Each new game in the series introduces its own spin on the treasure hunt, leading players across large expanses of cityscape in search of chests, documents and various upgrades, and Black Flag is only different in that it improves the system by adding more of a purpose and value to the search. Treasure maps can now be found on corpses across the land, leading curious players to buried rewards, often containing a necessary upgrade or valuable treasure. The incentive of improved gear is enough to justify the repetitive fetch-quests, and helps to offset the mundane as you invest your time into taking on more powerful fleets in the open sea. If there’s any fault to the amount of collectibles scattered about the map, is that there are more items than reasons to continue collecting them. I must have spent the better part of an hour simply collecting music-sheets without realizing how much time had passed — something I couldn’t do for more than a few minutes in previous entries before becoming disinterested.

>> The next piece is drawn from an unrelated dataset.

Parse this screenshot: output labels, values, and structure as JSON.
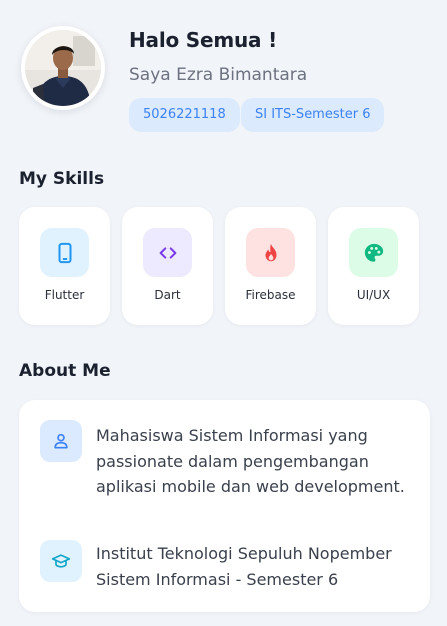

Side-quests make a triumphant return, with assassination missions to tackle (delivered by those lovable carrier pigeons), couriers to capture and treasures to uncover — including underwater excavations, with long-lost shipwrecks to seek and loot. The gameplay largely remains unchanged, but has been refined quite noticeably. Everything from free-running to stealth has been streamlined, allowing for more freedom in execution. Combat returns with its prompt heavy swordplay and reliance on timing rather than skill, but despite a smaller arsenal of weapons to exploit, the improved mechanics allow for nearly effortless interactions with enemies, swiftly switching blades for bombs and pistols for swords as you dance around increasingly difficult encounters. These improved controls perform gracefully (both in single player and multiplayer) across the brilliantly designed towns and landscapes, taking full advantage of every branch or windowsill. Sure, you’re still likely to stumble over passing townsfolk, and more often than desired begin climbing something you had no intention of interacting with, but at its core Black Flag is a huge improvement in both controls and their functionality.
Assassin’s Creed IV: Black Flag is the very definition of escapism, offering a mindbogglingly large amount of content. One could spend upwards of fifty hours exploring the world without completing more than a few introductory missions in the main story — which itself can offer over twenty hours of gameplay. The game does occasionally suffer from the shortcomings of its predecessor, and doesn’t quite feel like a sequel — as you’re less of an assassin and more of an imposter — but it is in fact the best and most accomplished entry to date, with a massive world to conquer, ships to plunder, rum to drink and leaders to assassinate. If you’re in the mood for killing, stealing and boarding some vessels illegally, Assassin’s Creed IV: Black Flag is the greatest pirate simulator of all time. “Piracy is the way o life. Ahoy.”
Version Reviewed: PlayStation 3